* What you have to do
Your answer must be the full set of entries, repeated exactly.

:: Data for processing ::

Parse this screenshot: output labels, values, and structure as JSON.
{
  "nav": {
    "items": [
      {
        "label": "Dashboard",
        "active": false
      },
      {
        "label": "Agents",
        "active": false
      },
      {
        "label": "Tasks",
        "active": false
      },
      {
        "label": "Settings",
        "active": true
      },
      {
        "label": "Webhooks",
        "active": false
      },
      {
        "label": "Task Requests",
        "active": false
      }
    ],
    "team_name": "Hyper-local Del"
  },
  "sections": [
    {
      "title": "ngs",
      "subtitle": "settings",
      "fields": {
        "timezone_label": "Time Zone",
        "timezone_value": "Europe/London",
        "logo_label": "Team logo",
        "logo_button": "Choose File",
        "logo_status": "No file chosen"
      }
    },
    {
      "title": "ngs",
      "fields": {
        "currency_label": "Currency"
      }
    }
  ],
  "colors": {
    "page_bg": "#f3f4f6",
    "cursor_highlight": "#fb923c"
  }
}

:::

* Exercise response
Parse this screenshot: output labels, values, and structure as JSON.
{
  "nav": {
    "items": [
      {
        "label": "Dashboard",
        "active": false
      },
      {
        "label": "Agents",
        "active": false
      },
      {
        "label": "Tasks",
        "active": false
      },
      {
        "label": "Settings",
        "active": true
      },
      {
        "label": "Webhooks",
        "active": false
      },
      {
        "label": "Task Requests",
        "active": false
      }
    ],
    "team_name": "Hyper-local Del"
  },
  "sections": [
    {
      "title": "ngs",
      "subtitle": "settings",
      "fields": {
        "timezone_label": "Time Zone",
        "timezone_value": "Europe/London",
        "logo_label": "Team logo",
        "logo_button": "Choose File",
        "logo_status": "No file chosen"
      }
    },
    {
      "title": "ngs",
      "fields": {
        "currency_label": "Currency"
      }
    }
  ],
  "colors": {
    "page_bg": "#f3f4f6",
    "cursor_highlight": "#fb923c"
  }
}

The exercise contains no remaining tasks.